From the data below, restate every line word for word.
[[ SOURCE INFORMATION open ]]
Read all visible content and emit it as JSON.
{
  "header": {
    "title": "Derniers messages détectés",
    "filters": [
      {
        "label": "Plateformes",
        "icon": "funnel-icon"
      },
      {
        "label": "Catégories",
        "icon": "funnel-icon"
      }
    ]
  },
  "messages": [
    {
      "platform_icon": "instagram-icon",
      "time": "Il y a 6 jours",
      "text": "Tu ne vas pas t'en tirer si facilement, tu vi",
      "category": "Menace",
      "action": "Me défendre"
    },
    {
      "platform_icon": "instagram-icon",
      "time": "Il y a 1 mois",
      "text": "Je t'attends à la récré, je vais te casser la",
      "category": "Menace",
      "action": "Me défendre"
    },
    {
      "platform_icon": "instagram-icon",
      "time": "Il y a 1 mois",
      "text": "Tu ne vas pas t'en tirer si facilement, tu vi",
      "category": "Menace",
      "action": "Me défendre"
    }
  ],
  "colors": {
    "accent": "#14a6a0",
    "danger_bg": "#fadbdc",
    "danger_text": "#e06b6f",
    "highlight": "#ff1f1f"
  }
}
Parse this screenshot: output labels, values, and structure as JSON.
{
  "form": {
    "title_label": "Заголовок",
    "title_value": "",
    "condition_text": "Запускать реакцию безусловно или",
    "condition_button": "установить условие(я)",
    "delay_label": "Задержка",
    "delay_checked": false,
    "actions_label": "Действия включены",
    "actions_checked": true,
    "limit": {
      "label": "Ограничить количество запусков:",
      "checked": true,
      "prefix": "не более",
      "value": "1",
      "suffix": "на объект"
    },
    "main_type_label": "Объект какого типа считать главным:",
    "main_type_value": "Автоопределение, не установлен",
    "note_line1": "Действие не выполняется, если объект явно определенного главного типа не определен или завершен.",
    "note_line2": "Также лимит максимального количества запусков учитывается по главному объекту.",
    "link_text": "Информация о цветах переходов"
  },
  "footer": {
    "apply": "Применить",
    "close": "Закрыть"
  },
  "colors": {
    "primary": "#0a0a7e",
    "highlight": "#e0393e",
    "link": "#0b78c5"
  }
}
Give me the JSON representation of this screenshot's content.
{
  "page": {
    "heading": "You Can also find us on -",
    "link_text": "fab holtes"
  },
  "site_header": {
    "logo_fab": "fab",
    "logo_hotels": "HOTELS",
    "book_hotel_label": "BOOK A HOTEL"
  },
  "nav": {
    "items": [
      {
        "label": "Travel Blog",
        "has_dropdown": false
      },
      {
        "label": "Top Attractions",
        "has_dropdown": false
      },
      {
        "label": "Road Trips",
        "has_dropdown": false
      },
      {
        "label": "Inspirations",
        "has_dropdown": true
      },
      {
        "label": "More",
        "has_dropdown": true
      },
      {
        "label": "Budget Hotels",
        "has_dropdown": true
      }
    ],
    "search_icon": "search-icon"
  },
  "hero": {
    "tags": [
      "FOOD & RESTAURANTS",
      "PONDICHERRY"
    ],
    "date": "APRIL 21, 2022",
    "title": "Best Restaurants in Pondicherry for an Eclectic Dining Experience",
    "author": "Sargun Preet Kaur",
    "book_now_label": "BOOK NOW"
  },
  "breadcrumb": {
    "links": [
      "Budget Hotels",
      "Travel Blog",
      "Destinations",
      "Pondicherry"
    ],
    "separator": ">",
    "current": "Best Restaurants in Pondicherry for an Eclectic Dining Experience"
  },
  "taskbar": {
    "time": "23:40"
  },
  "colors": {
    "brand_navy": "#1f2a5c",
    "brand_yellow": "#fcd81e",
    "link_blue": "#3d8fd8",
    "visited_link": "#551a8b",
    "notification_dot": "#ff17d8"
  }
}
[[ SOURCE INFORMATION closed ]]
● **SOLUTION TO THIS EXERCISE**
Read all visible content and emit it as JSON.
{
  "header": {
    "title": "Derniers messages détectés",
    "filters": [
      {
        "label": "Plateformes",
        "icon": "funnel-icon"
      },
      {
        "label": "Catégories",
        "icon": "funnel-icon"
      }
    ]
  },
  "messages": [
    {
      "platform_icon": "instagram-icon",
      "time": "Il y a 6 jours",
      "text": "Tu ne vas pas t'en tirer si facilement, tu vi",
      "category": "Menace",
      "action": "Me défendre"
    },
    {
      "platform_icon": "instagram-icon",
      "time": "Il y a 1 mois",
      "text": "Je t'attends à la récré, je vais te casser la",
      "category": "Menace",
      "action": "Me défendre"
    },
    {
      "platform_icon": "instagram-icon",
      "time": "Il y a 1 mois",
      "text": "Tu ne vas pas t'en tirer si facilement, tu vi",
      "category": "Menace",
      "action": "Me défendre"
    }
  ],
  "colors": {
    "accent": "#14a6a0",
    "danger_bg": "#fadbdc",
    "danger_text": "#e06b6f",
    "highlight": "#ff1f1f"
  }
}
Parse this screenshot: output labels, values, and structure as JSON.
{
  "form": {
    "title_label": "Заголовок",
    "title_value": "",
    "condition_text": "Запускать реакцию безусловно или",
    "condition_button": "установить условие(я)",
    "delay_label": "Задержка",
    "delay_checked": false,
    "actions_label": "Действия включены",
    "actions_checked": true,
    "limit": {
      "label": "Ограничить количество запусков:",
      "checked": true,
      "prefix": "не более",
      "value": "1",
      "suffix": "на объект"
    },
    "main_type_label": "Объект какого типа считать главным:",
    "main_type_value": "Автоопределение, не установлен",
    "note_line1": "Действие не выполняется, если объект явно определенного главного типа не определен или завершен.",
    "note_line2": "Также лимит максимального количества запусков учитывается по главному объекту.",
    "link_text": "Информация о цветах переходов"
  },
  "footer": {
    "apply": "Применить",
    "close": "Закрыть"
  },
  "colors": {
    "primary": "#0a0a7e",
    "highlight": "#e0393e",
    "link": "#0b78c5"
  }
}
Give me the JSON representation of this screenshot's content.
{
  "page": {
    "heading": "You Can also find us on -",
    "link_text": "fab holtes"
  },
  "site_header": {
    "logo_fab": "fab",
    "logo_hotels": "HOTELS",
    "book_hotel_label": "BOOK A HOTEL"
  },
  "nav": {
    "items": [
      {
        "label": "Travel Blog",
        "has_dropdown": false
      },
      {
        "label": "Top Attractions",
        "has_dropdown": false
      },
      {
        "label": "Road Trips",
        "has_dropdown": false
      },
      {
        "label": "Inspirations",
        "has_dropdown": true
      },
      {
        "label": "More",
        "has_dropdown": true
      },
      {
        "label": "Budget Hotels",
        "has_dropdown": true
      }
    ],
    "search_icon": "search-icon"
  },
  "hero": {
    "tags": [
      "FOOD & RESTAURANTS",
      "PONDICHERRY"
    ],
    "date": "APRIL 21, 2022",
    "title": "Best Restaurants in Pondicherry for an Eclectic Dining Experience",
    "author": "Sargun Preet Kaur",
    "book_now_label": "BOOK NOW"
  },
  "breadcrumb": {
    "links": [
      "Budget Hotels",
      "Travel Blog",
      "Destinations",
      "Pondicherry"
    ],
    "separator": ">",
    "current": "Best Restaurants in Pondicherry for an Eclectic Dining Experience"
  },
  "taskbar": {
    "time": "23:40"
  },
  "colors": {
    "brand_navy": "#1f2a5c",
    "brand_yellow": "#fcd81e",
    "link_blue": "#3d8fd8",
    "visited_link": "#551a8b",
    "notification_dot": "#ff17d8"
  }
}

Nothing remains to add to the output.